Cultivating the Word That Has Been Planted in Us
User’s Guide to Sunday, Aug. 29
Sunday, Aug. 29, is the 22nd Sunday in Ordinary Time. Mass Readings: Deuteronomy 4:1-2, 6-8; Psalm 15:2-3, 3-4, 4-5; James 1:17-18, 21b-22, 27; Mark 7:1-8, 14-15, 21-23.
The readings for the 22nd Sunday of Ordinary Time of Year B enter back into the Gospel of Mark, after having spent five weeks in the Bread of Life Discourse of John 6. This week’s readings focus on what it means to truly follow God through obeying his law and having religion that is pure.
The Book of Deuteronomy, from which the first reading is drawn (Deuteronomy 4:1-2, 6-8), contains several discourses from Moses to the people of Israel at the end of Moses’ life. The Lord was on the verge of bringing them into the Promised Land 40 years before, when the Israelites refused to on account of their fear of the inhabitants. They did not believe in the Lord’s promise to give them the land and were punished with having to wander in the desert for four decades.
Now, a generation later, the Lord is about to bring the Israelites who are children of those who were punished into the Promised Land. Moses is giving them the statutes and decrees of the Lord that they are to observe carefully, that they “may live, and may enter in and take possession of the land which the Lord, the God of [their] fathers, is giving [them]” (Deuteronomy 4:1). They agree to follow the Lord and his law and enter the Promised Land in the beginning of the Book of Joshua. We see throughout the Old Testament how when the Israelites follow the Lord with their hearts, he is with them, and he allows them to fail when they disobey him and worship false gods.

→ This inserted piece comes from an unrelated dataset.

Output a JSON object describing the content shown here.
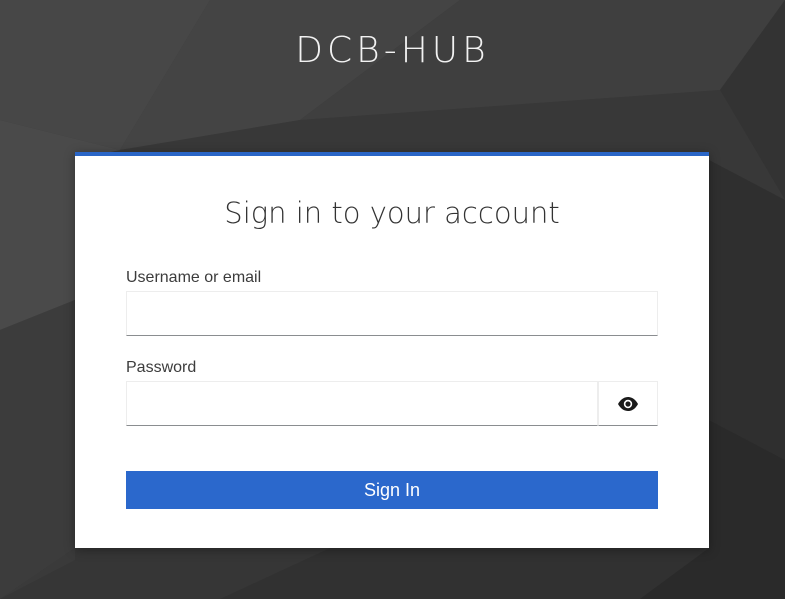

In the Gospel of Mark (Mark 7:1-8, 14-15, 21-23), Jesus encounters the Pharisees, who, while they follow the law to the letter, have another kind of unfaithfulness. Jesus quotes Isaiah, speaking about people who honor God “with their lips, but their hearts are far from [him],” and tells them that they “disregard God’s commandment but cling to human tradition” (Mark 7:8). For them, looking good before others is more important than following the law out of love for God and others.
Both of these readings remind us to follow God’s law not only with our actions, but also with our hearts. It is one thing to appear to follow God, but another to truly do so. Jesus tells us that “nothing that enters one from outside can defile that person; but the things that come from within are what defile” (Mark 7:15). While it is important to have morally good exterior acts and to guard our minds and hearts from taking in what is evil, how we respond in our hearts to the evil we encounter in the world is essential to being holy and following God’s commandments. No other person can force us to entertain evil thoughts of greed, unchastity, envy, arrogance, deceit, folly and anger. We are the ones who entertain these things with our own free will.
Like St. James writes in the second reading (James 1: 17-18, 21b-22, 27), we must “humbly welcome the word that has been planted in us,” for it is “able to save our souls” (James 1:21). We must cultivate the word planted in us, allow it to grow, and “be doers of the word and not hearers only” (James 1:22). And to have true religion, to offer God true worship, we must worship God directly but also act virtuously with charity toward others.
The Responsorial Psalm (Psalm 15:2-3, 3-4, 4-5) outlines what this pure religion looks like in doing justice toward others and thinking truth in our hearts. This Sunday is a good time to examine our consciences, asking ourselves if we are truly loving God and others in our actions and to humble ourselves before God and ask him to cultivate his word in us more fully.